## EXERCISE
Output all the data exactly.

## Extracted records

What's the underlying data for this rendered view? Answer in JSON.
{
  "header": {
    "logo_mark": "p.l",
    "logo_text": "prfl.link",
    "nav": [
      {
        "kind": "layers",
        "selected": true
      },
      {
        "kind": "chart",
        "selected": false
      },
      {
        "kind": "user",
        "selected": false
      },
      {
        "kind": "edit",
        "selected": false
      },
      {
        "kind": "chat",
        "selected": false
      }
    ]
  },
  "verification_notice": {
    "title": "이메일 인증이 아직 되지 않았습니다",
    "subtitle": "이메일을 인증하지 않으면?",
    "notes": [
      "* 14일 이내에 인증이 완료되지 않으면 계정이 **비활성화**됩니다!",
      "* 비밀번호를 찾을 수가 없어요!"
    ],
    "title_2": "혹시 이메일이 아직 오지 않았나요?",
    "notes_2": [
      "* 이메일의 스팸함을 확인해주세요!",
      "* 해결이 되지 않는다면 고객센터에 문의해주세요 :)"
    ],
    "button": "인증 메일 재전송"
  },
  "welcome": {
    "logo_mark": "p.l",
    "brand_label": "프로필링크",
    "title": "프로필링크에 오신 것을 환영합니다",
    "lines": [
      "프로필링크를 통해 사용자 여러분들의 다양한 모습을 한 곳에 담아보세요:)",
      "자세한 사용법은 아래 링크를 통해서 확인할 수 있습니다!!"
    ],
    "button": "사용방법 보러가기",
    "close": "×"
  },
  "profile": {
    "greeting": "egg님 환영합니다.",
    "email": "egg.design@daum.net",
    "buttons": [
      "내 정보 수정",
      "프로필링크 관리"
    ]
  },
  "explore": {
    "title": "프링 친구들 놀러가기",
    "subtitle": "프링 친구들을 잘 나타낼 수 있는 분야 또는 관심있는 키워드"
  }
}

## RESULT OF THE EXERCISE
What's the underlying data for this rendered view? Answer in JSON.
{
  "header": {
    "logo_mark": "p.l",
    "logo_text": "prfl.link",
    "nav": [
      {
        "kind": "layers",
        "selected": true
      },
      {
        "kind": "chart",
        "selected": false
      },
      {
        "kind": "user",
        "selected": false
      },
      {
        "kind": "edit",
        "selected": false
      },
      {
        "kind": "chat",
        "selected": false
      }
    ]
  },
  "verification_notice": {
    "title": "이메일 인증이 아직 되지 않았습니다",
    "subtitle": "이메일을 인증하지 않으면?",
    "notes": [
      "* 14일 이내에 인증이 완료되지 않으면 계정이 **비활성화**됩니다!",
      "* 비밀번호를 찾을 수가 없어요!"
    ],
    "title_2": "혹시 이메일이 아직 오지 않았나요?",
    "notes_2": [
      "* 이메일의 스팸함을 확인해주세요!",
      "* 해결이 되지 않는다면 고객센터에 문의해주세요 :)"
    ],
    "button": "인증 메일 재전송"
  },
  "welcome": {
    "logo_mark": "p.l",
    "brand_label": "프로필링크",
    "title": "프로필링크에 오신 것을 환영합니다",
    "lines": [
      "프로필링크를 통해 사용자 여러분들의 다양한 모습을 한 곳에 담아보세요:)",
      "자세한 사용법은 아래 링크를 통해서 확인할 수 있습니다!!"
    ],
    "button": "사용방법 보러가기",
    "close": "×"
  },
  "profile": {
    "greeting": "egg님 환영합니다.",
    "email": "egg.design@daum.net",
    "buttons": [
      "내 정보 수정",
      "프로필링크 관리"
    ]
  },
  "explore": {
    "title": "프링 친구들 놀러가기",
    "subtitle": "프링 친구들을 잘 나타낼 수 있는 분야 또는 관심있는 키워드"
  }
}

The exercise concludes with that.